▶ What you should do: Return all the lines below, exactly as they read.

BEGIN Data records

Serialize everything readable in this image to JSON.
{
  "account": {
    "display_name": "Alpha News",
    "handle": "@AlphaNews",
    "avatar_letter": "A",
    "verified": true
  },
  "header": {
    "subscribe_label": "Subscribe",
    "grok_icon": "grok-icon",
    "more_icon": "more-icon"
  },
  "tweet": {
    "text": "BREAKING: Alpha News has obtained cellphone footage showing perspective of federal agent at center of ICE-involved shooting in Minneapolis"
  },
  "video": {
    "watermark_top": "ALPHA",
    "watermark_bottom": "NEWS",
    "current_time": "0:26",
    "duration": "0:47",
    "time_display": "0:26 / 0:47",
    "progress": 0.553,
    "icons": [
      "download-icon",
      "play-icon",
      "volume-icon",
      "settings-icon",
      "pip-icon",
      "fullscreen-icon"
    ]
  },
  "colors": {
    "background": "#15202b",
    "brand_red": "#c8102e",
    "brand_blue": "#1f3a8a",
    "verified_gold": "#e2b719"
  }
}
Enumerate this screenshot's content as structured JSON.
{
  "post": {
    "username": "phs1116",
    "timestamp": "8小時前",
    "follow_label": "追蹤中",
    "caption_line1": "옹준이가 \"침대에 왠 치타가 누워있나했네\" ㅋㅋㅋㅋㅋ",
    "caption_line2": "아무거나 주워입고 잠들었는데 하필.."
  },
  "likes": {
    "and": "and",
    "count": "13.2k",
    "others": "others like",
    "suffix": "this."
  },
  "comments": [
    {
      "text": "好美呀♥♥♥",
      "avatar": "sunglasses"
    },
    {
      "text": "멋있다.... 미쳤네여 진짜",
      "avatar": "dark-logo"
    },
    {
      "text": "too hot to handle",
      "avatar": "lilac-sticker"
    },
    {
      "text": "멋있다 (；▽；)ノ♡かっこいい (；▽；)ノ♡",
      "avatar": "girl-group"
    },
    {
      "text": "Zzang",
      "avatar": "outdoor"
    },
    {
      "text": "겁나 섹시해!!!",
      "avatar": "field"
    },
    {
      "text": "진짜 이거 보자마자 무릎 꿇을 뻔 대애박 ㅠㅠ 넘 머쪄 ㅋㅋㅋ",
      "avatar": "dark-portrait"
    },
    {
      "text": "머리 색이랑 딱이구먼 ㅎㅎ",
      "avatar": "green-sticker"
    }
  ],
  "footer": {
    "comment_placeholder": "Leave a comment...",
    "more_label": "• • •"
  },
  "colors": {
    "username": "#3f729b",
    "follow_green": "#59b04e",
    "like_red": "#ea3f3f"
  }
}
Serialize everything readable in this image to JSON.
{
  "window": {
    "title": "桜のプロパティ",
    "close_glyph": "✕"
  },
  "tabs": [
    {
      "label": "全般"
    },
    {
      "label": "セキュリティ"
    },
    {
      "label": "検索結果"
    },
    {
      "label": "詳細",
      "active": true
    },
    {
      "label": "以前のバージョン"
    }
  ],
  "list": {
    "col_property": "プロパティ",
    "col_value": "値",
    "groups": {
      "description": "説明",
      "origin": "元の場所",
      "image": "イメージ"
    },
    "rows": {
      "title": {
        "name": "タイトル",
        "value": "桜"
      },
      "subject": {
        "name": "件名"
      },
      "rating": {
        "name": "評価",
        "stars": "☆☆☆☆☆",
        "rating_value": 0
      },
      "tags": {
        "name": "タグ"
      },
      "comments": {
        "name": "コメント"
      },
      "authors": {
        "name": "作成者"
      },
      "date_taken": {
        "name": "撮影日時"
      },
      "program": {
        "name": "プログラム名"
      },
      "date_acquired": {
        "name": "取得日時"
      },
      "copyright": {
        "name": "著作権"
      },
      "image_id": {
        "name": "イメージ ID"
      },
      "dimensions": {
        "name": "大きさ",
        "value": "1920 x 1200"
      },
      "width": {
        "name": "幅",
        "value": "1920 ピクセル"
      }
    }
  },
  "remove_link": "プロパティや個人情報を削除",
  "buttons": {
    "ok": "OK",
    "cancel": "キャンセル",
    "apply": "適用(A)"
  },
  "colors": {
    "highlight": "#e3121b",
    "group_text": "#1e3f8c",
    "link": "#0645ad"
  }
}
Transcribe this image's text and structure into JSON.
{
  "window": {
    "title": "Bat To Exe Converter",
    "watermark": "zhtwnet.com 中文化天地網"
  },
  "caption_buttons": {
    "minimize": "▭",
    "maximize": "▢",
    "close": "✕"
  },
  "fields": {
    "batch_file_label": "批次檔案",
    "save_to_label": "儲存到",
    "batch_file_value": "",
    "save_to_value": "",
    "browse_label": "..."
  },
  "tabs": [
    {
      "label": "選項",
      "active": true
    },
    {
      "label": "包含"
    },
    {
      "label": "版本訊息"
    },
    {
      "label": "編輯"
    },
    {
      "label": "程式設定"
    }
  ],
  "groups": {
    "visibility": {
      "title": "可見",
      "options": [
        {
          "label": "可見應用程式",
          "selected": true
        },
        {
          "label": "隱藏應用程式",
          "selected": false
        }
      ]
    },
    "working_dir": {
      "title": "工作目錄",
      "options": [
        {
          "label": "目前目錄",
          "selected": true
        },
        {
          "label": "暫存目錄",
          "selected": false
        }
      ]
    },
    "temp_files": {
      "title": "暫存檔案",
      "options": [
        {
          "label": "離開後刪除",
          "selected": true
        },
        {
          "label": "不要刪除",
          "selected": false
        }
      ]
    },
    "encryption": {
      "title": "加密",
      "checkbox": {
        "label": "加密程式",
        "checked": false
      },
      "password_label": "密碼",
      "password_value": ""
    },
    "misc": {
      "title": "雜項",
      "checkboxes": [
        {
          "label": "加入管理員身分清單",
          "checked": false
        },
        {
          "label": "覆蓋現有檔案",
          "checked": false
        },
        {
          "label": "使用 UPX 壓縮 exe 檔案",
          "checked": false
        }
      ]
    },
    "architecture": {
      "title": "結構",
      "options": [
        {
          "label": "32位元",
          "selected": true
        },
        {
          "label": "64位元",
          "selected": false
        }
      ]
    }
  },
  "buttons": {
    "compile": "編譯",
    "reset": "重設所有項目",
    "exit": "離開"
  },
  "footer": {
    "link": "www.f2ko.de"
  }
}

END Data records

▶ Problem solution:
Serialize everything readable in this image to JSON.
{
  "account": {
    "display_name": "Alpha News",
    "handle": "@AlphaNews",
    "avatar_letter": "A",
    "verified": true
  },
  "header": {
    "subscribe_label": "Subscribe",
    "grok_icon": "grok-icon",
    "more_icon": "more-icon"
  },
  "tweet": {
    "text": "BREAKING: Alpha News has obtained cellphone footage showing perspective of federal agent at center of ICE-involved shooting in Minneapolis"
  },
  "video": {
    "watermark_top": "ALPHA",
    "watermark_bottom": "NEWS",
    "current_time": "0:26",
    "duration": "0:47",
    "time_display": "0:26 / 0:47",
    "progress": 0.553,
    "icons": [
      "download-icon",
      "play-icon",
      "volume-icon",
      "settings-icon",
      "pip-icon",
      "fullscreen-icon"
    ]
  },
  "colors": {
    "background": "#15202b",
    "brand_red": "#c8102e",
    "brand_blue": "#1f3a8a",
    "verified_gold": "#e2b719"
  }
}
Enumerate this screenshot's content as structured JSON.
{
  "post": {
    "username": "phs1116",
    "timestamp": "8小時前",
    "follow_label": "追蹤中",
    "caption_line1": "옹준이가 \"침대에 왠 치타가 누워있나했네\" ㅋㅋㅋㅋㅋ",
    "caption_line2": "아무거나 주워입고 잠들었는데 하필.."
  },
  "likes": {
    "and": "and",
    "count": "13.2k",
    "others": "others like",
    "suffix": "this."
  },
  "comments": [
    {
      "text": "好美呀♥♥♥",
      "avatar": "sunglasses"
    },
    {
      "text": "멋있다.... 미쳤네여 진짜",
      "avatar": "dark-logo"
    },
    {
      "text": "too hot to handle",
      "avatar": "lilac-sticker"
    },
    {
      "text": "멋있다 (；▽；)ノ♡かっこいい (；▽；)ノ♡",
      "avatar": "girl-group"
    },
    {
      "text": "Zzang",
      "avatar": "outdoor"
    },
    {
      "text": "겁나 섹시해!!!",
      "avatar": "field"
    },
    {
      "text": "진짜 이거 보자마자 무릎 꿇을 뻔 대애박 ㅠㅠ 넘 머쪄 ㅋㅋㅋ",
      "avatar": "dark-portrait"
    },
    {
      "text": "머리 색이랑 딱이구먼 ㅎㅎ",
      "avatar": "green-sticker"
    }
  ],
  "footer": {
    "comment_placeholder": "Leave a comment...",
    "more_label": "• • •"
  },
  "colors": {
    "username": "#3f729b",
    "follow_green": "#59b04e",
    "like_red": "#ea3f3f"
  }
}
Serialize everything readable in this image to JSON.
{
  "window": {
    "title": "桜のプロパティ",
    "close_glyph": "✕"
  },
  "tabs": [
    {
      "label": "全般"
    },
    {
      "label": "セキュリティ"
    },
    {
      "label": "検索結果"
    },
    {
      "label": "詳細",
      "active": true
    },
    {
      "label": "以前のバージョン"
    }
  ],
  "list": {
    "col_property": "プロパティ",
    "col_value": "値",
    "groups": {
      "description": "説明",
      "origin": "元の場所",
      "image": "イメージ"
    },
    "rows": {
      "title": {
        "name": "タイトル",
        "value": "桜"
      },
      "subject": {
        "name": "件名"
      },
      "rating": {
        "name": "評価",
        "stars": "☆☆☆☆☆",
        "rating_value": 0
      },
      "tags": {
        "name": "タグ"
      },
      "comments": {
        "name": "コメント"
      },
      "authors": {
        "name": "作成者"
      },
      "date_taken": {
        "name": "撮影日時"
      },
      "program": {
        "name": "プログラム名"
      },
      "date_acquired": {
        "name": "取得日時"
      },
      "copyright": {
        "name": "著作権"
      },
      "image_id": {
        "name": "イメージ ID"
      },
      "dimensions": {
        "name": "大きさ",
        "value": "1920 x 1200"
      },
      "width": {
        "name": "幅",
        "value": "1920 ピクセル"
      }
    }
  },
  "remove_link": "プロパティや個人情報を削除",
  "buttons": {
    "ok": "OK",
    "cancel": "キャンセル",
    "apply": "適用(A)"
  },
  "colors": {
    "highlight": "#e3121b",
    "group_text": "#1e3f8c",
    "link": "#0645ad"
  }
}
Transcribe this image's text and structure into JSON.
{
  "window": {
    "title": "Bat To Exe Converter",
    "watermark": "zhtwnet.com 中文化天地網"
  },
  "caption_buttons": {
    "minimize": "▭",
    "maximize": "▢",
    "close": "✕"
  },
  "fields": {
    "batch_file_label": "批次檔案",
    "save_to_label": "儲存到",
    "batch_file_value": "",
    "save_to_value": "",
    "browse_label": "..."
  },
  "tabs": [
    {
      "label": "選項",
      "active": true
    },
    {
      "label": "包含"
    },
    {
      "label": "版本訊息"
    },
    {
      "label": "編輯"
    },
    {
      "label": "程式設定"
    }
  ],
  "groups": {
    "visibility": {
      "title": "可見",
      "options": [
        {
          "label": "可見應用程式",
          "selected": true
        },
        {
          "label": "隱藏應用程式",
          "selected": false
        }
      ]
    },
    "working_dir": {
      "title": "工作目錄",
      "options": [
        {
          "label": "目前目錄",
          "selected": true
        },
        {
          "label": "暫存目錄",
          "selected": false
        }
      ]
    },
    "temp_files": {
      "title": "暫存檔案",
      "options": [
        {
          "label": "離開後刪除",
          "selected": true
        },
        {
          "label": "不要刪除",
          "selected": false
        }
      ]
    },
    "encryption": {
      "title": "加密",
      "checkbox": {
        "label": "加密程式",
        "checked": false
      },
      "password_label": "密碼",
      "password_value": ""
    },
    "misc": {
      "title": "雜項",
      "checkboxes": [
        {
          "label": "加入管理員身分清單",
          "checked": false
        },
        {
          "label": "覆蓋現有檔案",
          "checked": false
        },
        {
          "label": "使用 UPX 壓縮 exe 檔案",
          "checked": false
        }
      ]
    },
    "architecture": {
      "title": "結構",
      "options": [
        {
          "label": "32位元",
          "selected": true
        },
        {
          "label": "64位元",
          "selected": false
        }
      ]
    }
  },
  "buttons": {
    "compile": "編譯",
    "reset": "重設所有項目",
    "exit": "離開"
  },
  "footer": {
    "link": "www.f2ko.de"
  }
}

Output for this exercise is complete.